■ Instructions to follow: Write out each line of the entries below that holds the word "目安線のバリエーション".

Dataset rows for apps and sites
====

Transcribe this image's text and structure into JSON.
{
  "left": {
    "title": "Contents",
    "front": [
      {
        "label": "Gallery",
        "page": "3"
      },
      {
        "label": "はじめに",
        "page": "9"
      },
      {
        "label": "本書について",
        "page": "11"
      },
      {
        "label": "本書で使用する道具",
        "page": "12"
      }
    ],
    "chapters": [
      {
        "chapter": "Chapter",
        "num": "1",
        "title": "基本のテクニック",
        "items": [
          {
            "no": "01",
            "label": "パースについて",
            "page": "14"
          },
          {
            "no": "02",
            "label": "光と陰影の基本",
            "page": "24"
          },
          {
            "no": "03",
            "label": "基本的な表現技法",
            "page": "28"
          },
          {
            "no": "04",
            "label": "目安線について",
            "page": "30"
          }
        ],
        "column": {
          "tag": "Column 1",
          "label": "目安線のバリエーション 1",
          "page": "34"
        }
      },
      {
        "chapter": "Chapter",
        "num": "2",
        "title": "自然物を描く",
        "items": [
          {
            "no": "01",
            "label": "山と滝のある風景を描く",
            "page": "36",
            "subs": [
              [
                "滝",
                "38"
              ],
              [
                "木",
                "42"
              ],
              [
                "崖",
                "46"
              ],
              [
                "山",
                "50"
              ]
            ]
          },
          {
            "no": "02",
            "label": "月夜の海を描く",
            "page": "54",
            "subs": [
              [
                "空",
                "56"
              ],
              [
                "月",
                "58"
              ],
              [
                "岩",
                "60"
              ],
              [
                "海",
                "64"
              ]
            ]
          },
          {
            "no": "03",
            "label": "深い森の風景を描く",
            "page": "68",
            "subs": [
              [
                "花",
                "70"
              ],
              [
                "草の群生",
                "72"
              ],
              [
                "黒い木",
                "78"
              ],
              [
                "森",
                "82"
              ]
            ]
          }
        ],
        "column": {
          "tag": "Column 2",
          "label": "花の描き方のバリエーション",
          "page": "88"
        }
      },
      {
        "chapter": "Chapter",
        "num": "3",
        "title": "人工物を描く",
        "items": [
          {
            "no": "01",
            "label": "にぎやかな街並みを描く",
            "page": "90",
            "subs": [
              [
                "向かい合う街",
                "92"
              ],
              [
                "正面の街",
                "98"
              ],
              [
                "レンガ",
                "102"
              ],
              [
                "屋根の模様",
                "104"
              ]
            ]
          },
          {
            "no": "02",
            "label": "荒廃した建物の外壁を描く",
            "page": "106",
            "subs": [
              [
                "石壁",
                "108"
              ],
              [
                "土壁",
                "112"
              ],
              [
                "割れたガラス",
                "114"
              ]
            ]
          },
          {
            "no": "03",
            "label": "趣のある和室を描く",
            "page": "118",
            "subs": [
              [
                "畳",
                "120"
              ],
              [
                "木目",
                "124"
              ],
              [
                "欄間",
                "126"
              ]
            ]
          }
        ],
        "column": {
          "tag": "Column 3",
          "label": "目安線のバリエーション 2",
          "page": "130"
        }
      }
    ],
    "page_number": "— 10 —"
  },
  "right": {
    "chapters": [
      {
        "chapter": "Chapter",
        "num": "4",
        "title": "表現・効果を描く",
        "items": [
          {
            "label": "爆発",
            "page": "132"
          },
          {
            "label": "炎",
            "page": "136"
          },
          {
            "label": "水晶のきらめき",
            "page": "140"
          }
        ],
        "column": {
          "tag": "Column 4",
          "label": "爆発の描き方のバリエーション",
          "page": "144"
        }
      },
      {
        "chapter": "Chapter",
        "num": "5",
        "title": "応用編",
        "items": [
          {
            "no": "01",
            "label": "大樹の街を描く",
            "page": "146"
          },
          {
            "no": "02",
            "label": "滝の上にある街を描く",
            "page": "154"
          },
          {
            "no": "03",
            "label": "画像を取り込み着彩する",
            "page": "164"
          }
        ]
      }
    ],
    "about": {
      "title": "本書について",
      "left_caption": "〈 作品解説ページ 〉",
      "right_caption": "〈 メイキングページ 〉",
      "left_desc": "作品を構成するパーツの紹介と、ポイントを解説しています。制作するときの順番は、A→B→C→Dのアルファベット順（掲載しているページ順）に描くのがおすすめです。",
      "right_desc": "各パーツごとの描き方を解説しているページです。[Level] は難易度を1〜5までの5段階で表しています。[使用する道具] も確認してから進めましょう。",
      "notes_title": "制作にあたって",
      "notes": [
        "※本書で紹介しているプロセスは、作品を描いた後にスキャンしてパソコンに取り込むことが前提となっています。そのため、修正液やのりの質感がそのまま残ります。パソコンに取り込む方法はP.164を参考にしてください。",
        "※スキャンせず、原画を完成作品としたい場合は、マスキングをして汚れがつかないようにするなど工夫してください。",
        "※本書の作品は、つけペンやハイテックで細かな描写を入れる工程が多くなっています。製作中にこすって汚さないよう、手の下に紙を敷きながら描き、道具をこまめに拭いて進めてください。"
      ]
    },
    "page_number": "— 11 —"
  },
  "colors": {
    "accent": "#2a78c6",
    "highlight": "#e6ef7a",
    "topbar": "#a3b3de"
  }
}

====

■ Reply to the task:
          "label": "目安線のバリエーション 1",
          "label": "目安線のバリエーション 2",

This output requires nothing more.